Task goal:
Without the pictures, copy the entries below word for word.

[Opening Extracted entries section]

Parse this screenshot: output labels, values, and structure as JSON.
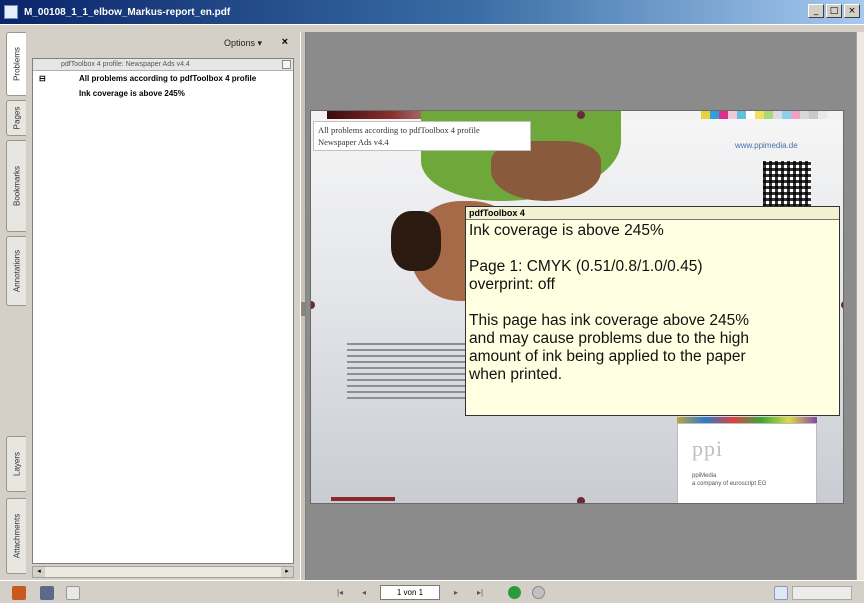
{
  "window": {
    "title": "M_00108_1_1_elbow_Markus-report_en.pdf",
    "minimize": "_",
    "maximize": "□",
    "close": "×"
  },
  "nav_tabs": [
    {
      "label": "Problems"
    },
    {
      "label": "Pages"
    },
    {
      "label": "Bookmarks"
    },
    {
      "label": "Annotations"
    },
    {
      "label": "Layers"
    },
    {
      "label": "Attachments"
    }
  ],
  "panel": {
    "options_label": "Options ▾",
    "close_label": "×",
    "tree_header": "pdfToolbox 4 profile: Newspaper Ads v4.4",
    "rows": [
      {
        "twisty": "⊟",
        "label": "All problems according to pdfToolbox 4 profile"
      },
      {
        "twisty": "",
        "label": "Ink coverage is above 245%"
      }
    ]
  },
  "page": {
    "hint_line1": "All problems according to pdfToolbox 4 profile",
    "hint_line2": "Newspaper Ads v4.4",
    "url": "www.ppimedia.de",
    "logo": "ppi",
    "logo_sub1": "ppiMedia",
    "logo_sub2": "a company of euroscript EG"
  },
  "tooltip": {
    "header": "pdfToolbox 4",
    "line1": "Ink coverage is above 245%",
    "line2": "Page 1: CMYK (0.51/0.8/1.0/0.45)",
    "line3": "overprint: off",
    "line4": "This page has ink coverage above 245%",
    "line5": "and may cause problems due to the high",
    "line6": "amount of ink being applied to the paper",
    "line7": "when printed."
  },
  "statusbar": {
    "page_field": "1 von 1",
    "first": "|◂",
    "prev": "◂",
    "next": "▸",
    "last": "▸|"
  },
  "colors": {
    "titlebar_start": "#0a246a",
    "tooltip_bg": "#ffffe1",
    "viewer_bg": "#8b8b8b",
    "link": "#4a6ea8"
  }
}
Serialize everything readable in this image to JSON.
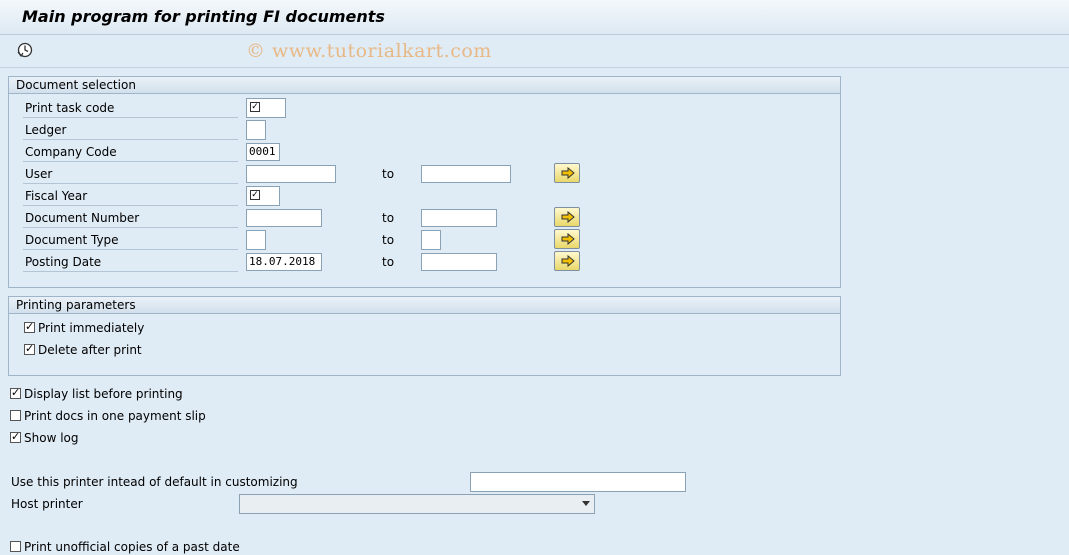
{
  "window": {
    "title": "Main program for printing FI documents"
  },
  "toolbar": {
    "execute_icon": "clock-execute-icon",
    "watermark": "© www.tutorialkart.com"
  },
  "doc_selection": {
    "heading": "Document selection",
    "to_label": "to",
    "rows": {
      "print_task_code": {
        "label": "Print task code"
      },
      "ledger": {
        "label": "Ledger"
      },
      "company_code": {
        "label": "Company Code",
        "value": "0001"
      },
      "user": {
        "label": "User"
      },
      "fiscal_year": {
        "label": "Fiscal Year"
      },
      "document_number": {
        "label": "Document Number"
      },
      "document_type": {
        "label": "Document Type"
      },
      "posting_date": {
        "label": "Posting Date",
        "value": "18.07.2018"
      }
    }
  },
  "printing_params": {
    "heading": "Printing parameters",
    "print_immediately": {
      "label": "Print immediately",
      "checked": true
    },
    "delete_after_print": {
      "label": "Delete after print",
      "checked": true
    }
  },
  "options": {
    "display_list": {
      "label": "Display list before printing",
      "checked": true
    },
    "print_docs_one_slip": {
      "label": "Print docs in one payment slip",
      "checked": false
    },
    "show_log": {
      "label": "Show log",
      "checked": true
    }
  },
  "printer": {
    "use_printer_label": "Use this printer intead of default in customizing",
    "use_printer_value": "",
    "host_printer_label": "Host printer",
    "host_printer_value": ""
  },
  "unofficial": {
    "label": "Print unofficial copies of a past date",
    "checked": false
  }
}
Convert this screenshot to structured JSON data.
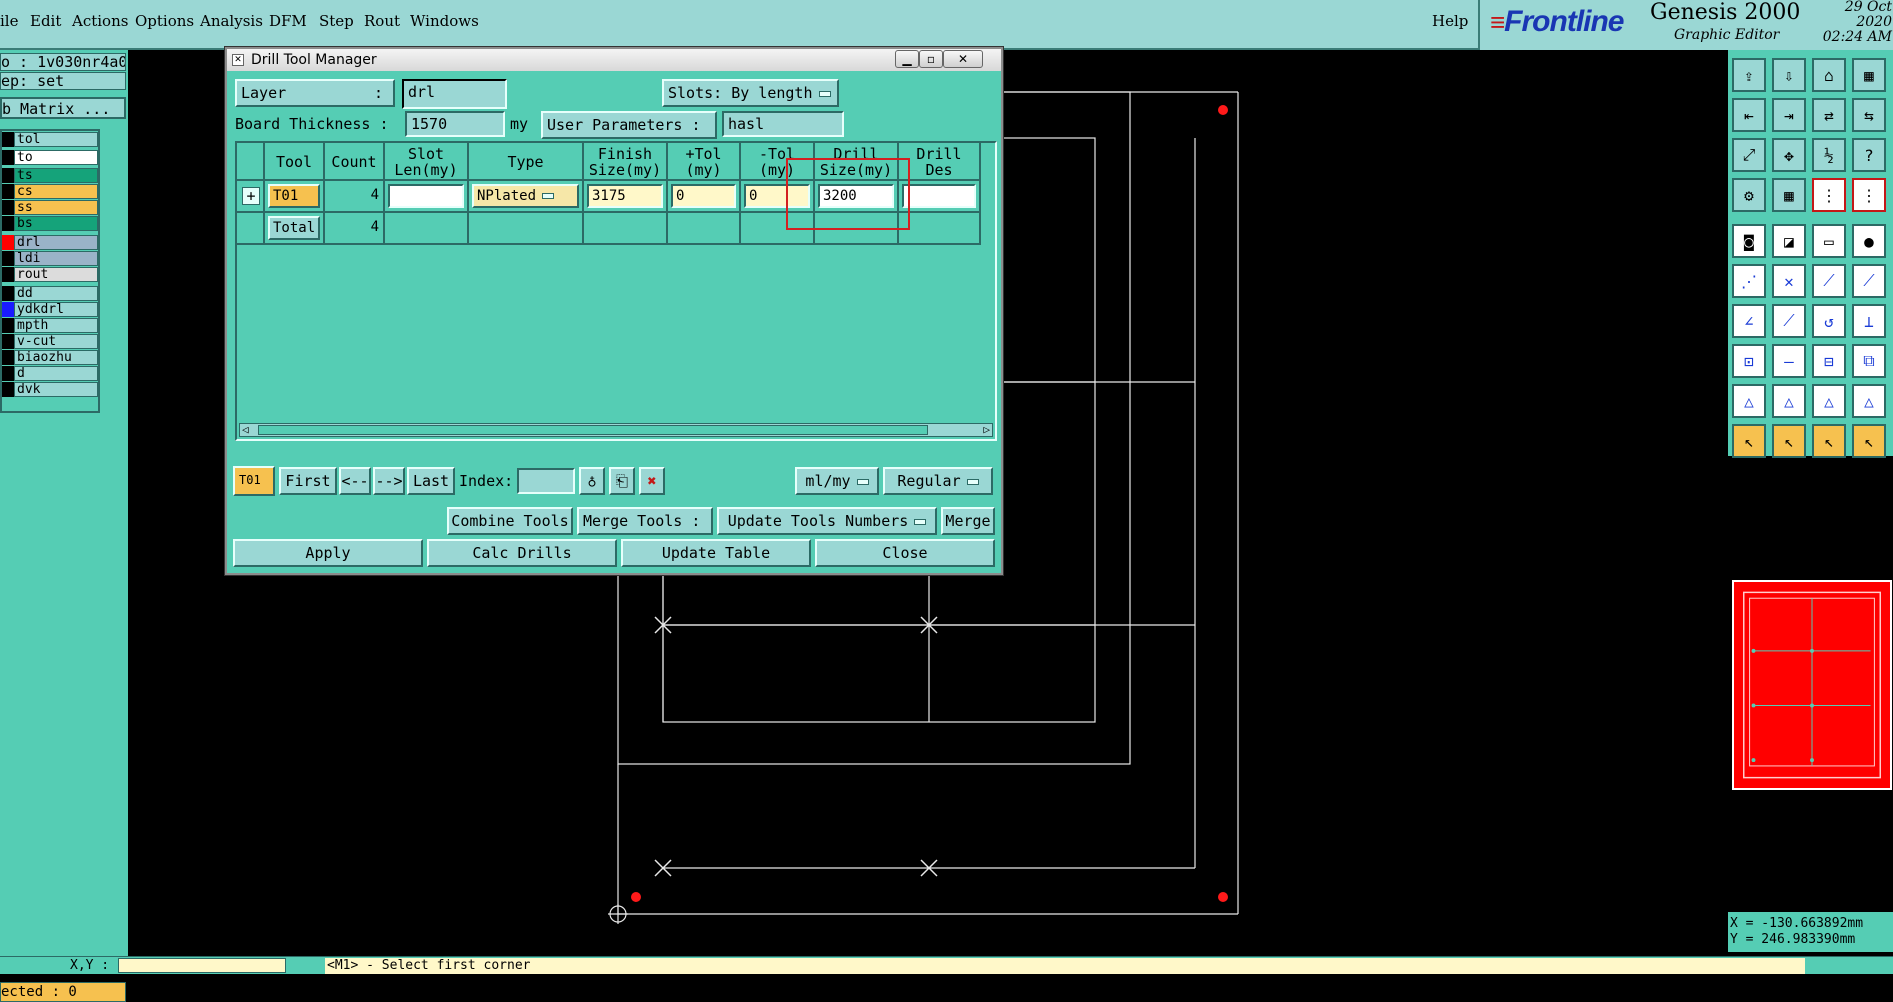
{
  "menubar": {
    "items": [
      "ile",
      "Edit",
      "Actions",
      "Options",
      "Analysis",
      "DFM",
      "Step",
      "Rout",
      "Windows"
    ],
    "help": "Help"
  },
  "brand": {
    "logo_lines": "≡",
    "logo": "Frontline",
    "product": "Genesis 2000",
    "subtitle": "Graphic Editor",
    "date": "29 Oct 2020",
    "time": "02:24 AM"
  },
  "left": {
    "job": "o : 1v030nr4a0",
    "step": "ep: set",
    "matrix_button": "b Matrix ...",
    "layers": [
      {
        "name": "tol",
        "color": "#9ad7d4",
        "mark": "#000"
      },
      {
        "name": "to",
        "color": "#ffffff",
        "mark": "#000"
      },
      {
        "name": "ts",
        "color": "#15a37a",
        "mark": "#000"
      },
      {
        "name": "cs",
        "color": "#f6c14f",
        "mark": "#000"
      },
      {
        "name": "ss",
        "color": "#f6c14f",
        "mark": "#000"
      },
      {
        "name": "bs",
        "color": "#15a37a",
        "mark": "#000"
      },
      {
        "name": "drl",
        "color": "#9ab3c8",
        "mark": "#ff0000"
      },
      {
        "name": "ldi",
        "color": "#9ab3c8",
        "mark": "#000"
      },
      {
        "name": "rout",
        "color": "#dcdcdc",
        "mark": "#000"
      },
      {
        "name": "dd",
        "color": "#9ad7d4",
        "mark": "#000"
      },
      {
        "name": "ydkdrl",
        "color": "#9ad7d4",
        "mark": "#1a1aff"
      },
      {
        "name": "mpth",
        "color": "#9ad7d4",
        "mark": "#000"
      },
      {
        "name": "v-cut",
        "color": "#9ad7d4",
        "mark": "#000"
      },
      {
        "name": "biaozhu",
        "color": "#9ad7d4",
        "mark": "#000"
      },
      {
        "name": "d",
        "color": "#9ad7d4",
        "mark": "#000"
      },
      {
        "name": "dvk",
        "color": "#9ad7d4",
        "mark": "#000"
      }
    ],
    "selected": "ected : 0"
  },
  "dialog": {
    "title": "Drill Tool Manager",
    "layer_label": "Layer",
    "layer_colon": ":",
    "layer_value": "drl",
    "slots_label": "Slots:",
    "slots_value": "By length",
    "thickness_label": "Board Thickness :",
    "thickness_value": "1570",
    "thickness_unit": "my",
    "user_params_label": "User Parameters :",
    "user_params_value": "hasl",
    "columns": [
      "",
      "Tool",
      "Count",
      "Slot\nLen(my)",
      "Type",
      "Finish\nSize(my)",
      "+Tol\n(my)",
      "-Tol\n(my)",
      "Drill\nSize(my)",
      "Drill\nDes"
    ],
    "rows": [
      {
        "expand": "+",
        "tool": "T01",
        "count": "4",
        "slot_len": "",
        "type": "NPlated",
        "finish": "3175",
        "ptol": "0",
        "ntol": "0",
        "drill": "3200",
        "des": ""
      }
    ],
    "total_label": "Total",
    "total_count": "4",
    "nav": {
      "current": "T01",
      "first": "First",
      "prev": "<--",
      "next": "-->",
      "last": "Last",
      "index_label": "Index:",
      "units": "ml/my",
      "mode": "Regular"
    },
    "combine_tools": "Combine Tools",
    "merge_tools_label": "Merge Tools :",
    "merge_option": "Update Tools Numbers",
    "merge_button": "Merge",
    "apply": "Apply",
    "calc_drills": "Calc Drills",
    "update_table": "Update Table",
    "close": "Close"
  },
  "coords": {
    "x": "X = -130.663892mm",
    "y": "Y = 246.983390mm"
  },
  "status": {
    "xy_label": "X,Y :",
    "message": "<M1> - Select first corner"
  }
}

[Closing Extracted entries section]

Written solution:
Parse this screenshot: output labels, values, and structure as JSON.
{
  "window": {
    "title": "M_00108_1_1_elbow_Markus-report_en.pdf",
    "minimize": "_",
    "maximize": "□",
    "close": "×"
  },
  "nav_tabs": [
    {
      "label": "Problems"
    },
    {
      "label": "Pages"
    },
    {
      "label": "Bookmarks"
    },
    {
      "label": "Annotations"
    },
    {
      "label": "Layers"
    },
    {
      "label": "Attachments"
    }
  ],
  "panel": {
    "options_label": "Options ▾",
    "close_label": "×",
    "tree_header": "pdfToolbox 4 profile: Newspaper Ads v4.4",
    "rows": [
      {
        "twisty": "⊟",
        "label": "All problems according to pdfToolbox 4 profile"
      },
      {
        "twisty": "",
        "label": "Ink coverage is above 245%"
      }
    ]
  },
  "page": {
    "hint_line1": "All problems according to pdfToolbox 4 profile",
    "hint_line2": "Newspaper Ads v4.4",
    "url": "www.ppimedia.de",
    "logo": "ppi",
    "logo_sub1": "ppiMedia",
    "logo_sub2": "a company of euroscript EG"
  },
  "tooltip": {
    "header": "pdfToolbox 4",
    "line1": "Ink coverage is above 245%",
    "line2": "Page 1: CMYK (0.51/0.8/1.0/0.45)",
    "line3": "overprint: off",
    "line4": "This page has ink coverage above 245%",
    "line5": "and may cause problems due to the high",
    "line6": "amount of ink being applied to the paper",
    "line7": "when printed."
  },
  "statusbar": {
    "page_field": "1 von 1",
    "first": "|◂",
    "prev": "◂",
    "next": "▸",
    "last": "▸|"
  },
  "colors": {
    "titlebar_start": "#0a246a",
    "tooltip_bg": "#ffffe1",
    "viewer_bg": "#8b8b8b",
    "link": "#4a6ea8"
  }
}
Serialize everything readable in this image to JSON.
{
  "window": {
    "title": "Main program for printing FI documents"
  },
  "toolbar": {
    "execute_icon": "clock-execute-icon",
    "watermark": "© www.tutorialkart.com"
  },
  "doc_selection": {
    "heading": "Document selection",
    "to_label": "to",
    "rows": {
      "print_task_code": {
        "label": "Print task code"
      },
      "ledger": {
        "label": "Ledger"
      },
      "company_code": {
        "label": "Company Code",
        "value": "0001"
      },
      "user": {
        "label": "User"
      },
      "fiscal_year": {
        "label": "Fiscal Year"
      },
      "document_number": {
        "label": "Document Number"
      },
      "document_type": {
        "label": "Document Type"
      },
      "posting_date": {
        "label": "Posting Date",
        "value": "18.07.2018"
      }
    }
  },
  "printing_params": {
    "heading": "Printing parameters",
    "print_immediately": {
      "label": "Print immediately",
      "checked": true
    },
    "delete_after_print": {
      "label": "Delete after print",
      "checked": true
    }
  },
  "options": {
    "display_list": {
      "label": "Display list before printing",
      "checked": true
    },
    "print_docs_one_slip": {
      "label": "Print docs in one payment slip",
      "checked": false
    },
    "show_log": {
      "label": "Show log",
      "checked": true
    }
  },
  "printer": {
    "use_printer_label": "Use this printer intead of default in customizing",
    "use_printer_value": "",
    "host_printer_label": "Host printer",
    "host_printer_value": ""
  },
  "unofficial": {
    "label": "Print unofficial copies of a past date",
    "checked": false
  }
}
Convert this screenshot to structured JSON data.
{
  "menubar": {
    "items": [
      "ile",
      "Edit",
      "Actions",
      "Options",
      "Analysis",
      "DFM",
      "Step",
      "Rout",
      "Windows"
    ],
    "help": "Help"
  },
  "brand": {
    "logo_lines": "≡",
    "logo": "Frontline",
    "product": "Genesis 2000",
    "subtitle": "Graphic Editor",
    "date": "29 Oct 2020",
    "time": "02:24 AM"
  },
  "left": {
    "job": "o : 1v030nr4a0",
    "step": "ep: set",
    "matrix_button": "b Matrix ...",
    "layers": [
      {
        "name": "tol",
        "color": "#9ad7d4",
        "mark": "#000"
      },
      {
        "name": "to",
        "color": "#ffffff",
        "mark": "#000"
      },
      {
        "name": "ts",
        "color": "#15a37a",
        "mark": "#000"
      },
      {
        "name": "cs",
        "color": "#f6c14f",
        "mark": "#000"
      },
      {
        "name": "ss",
        "color": "#f6c14f",
        "mark": "#000"
      },
      {
        "name": "bs",
        "color": "#15a37a",
        "mark": "#000"
      },
      {
        "name": "drl",
        "color": "#9ab3c8",
        "mark": "#ff0000"
      },
      {
        "name": "ldi",
        "color": "#9ab3c8",
        "mark": "#000"
      },
      {
        "name": "rout",
        "color": "#dcdcdc",
        "mark": "#000"
      },
      {
        "name": "dd",
        "color": "#9ad7d4",
        "mark": "#000"
      },
      {
        "name": "ydkdrl",
        "color": "#9ad7d4",
        "mark": "#1a1aff"
      },
      {
        "name": "mpth",
        "color": "#9ad7d4",
        "mark": "#000"
      },
      {
        "name": "v-cut",
        "color": "#9ad7d4",
        "mark": "#000"
      },
      {
        "name": "biaozhu",
        "color": "#9ad7d4",
        "mark": "#000"
      },
      {
        "name": "d",
        "color": "#9ad7d4",
        "mark": "#000"
      },
      {
        "name": "dvk",
        "color": "#9ad7d4",
        "mark": "#000"
      }
    ],
    "selected": "ected : 0"
  },
  "dialog": {
    "title": "Drill Tool Manager",
    "layer_label": "Layer",
    "layer_colon": ":",
    "layer_value": "drl",
    "slots_label": "Slots:",
    "slots_value": "By length",
    "thickness_label": "Board Thickness :",
    "thickness_value": "1570",
    "thickness_unit": "my",
    "user_params_label": "User Parameters :",
    "user_params_value": "hasl",
    "columns": [
      "",
      "Tool",
      "Count",
      "Slot\nLen(my)",
      "Type",
      "Finish\nSize(my)",
      "+Tol\n(my)",
      "-Tol\n(my)",
      "Drill\nSize(my)",
      "Drill\nDes"
    ],
    "rows": [
      {
        "expand": "+",
        "tool": "T01",
        "count": "4",
        "slot_len": "",
        "type": "NPlated",
        "finish": "3175",
        "ptol": "0",
        "ntol": "0",
        "drill": "3200",
        "des": ""
      }
    ],
    "total_label": "Total",
    "total_count": "4",
    "nav": {
      "current": "T01",
      "first": "First",
      "prev": "<--",
      "next": "-->",
      "last": "Last",
      "index_label": "Index:",
      "units": "ml/my",
      "mode": "Regular"
    },
    "combine_tools": "Combine Tools",
    "merge_tools_label": "Merge Tools :",
    "merge_option": "Update Tools Numbers",
    "merge_button": "Merge",
    "apply": "Apply",
    "calc_drills": "Calc Drills",
    "update_table": "Update Table",
    "close": "Close"
  },
  "coords": {
    "x": "X = -130.663892mm",
    "y": "Y = 246.983390mm"
  },
  "status": {
    "xy_label": "X,Y :",
    "message": "<M1> - Select first corner"
  }
}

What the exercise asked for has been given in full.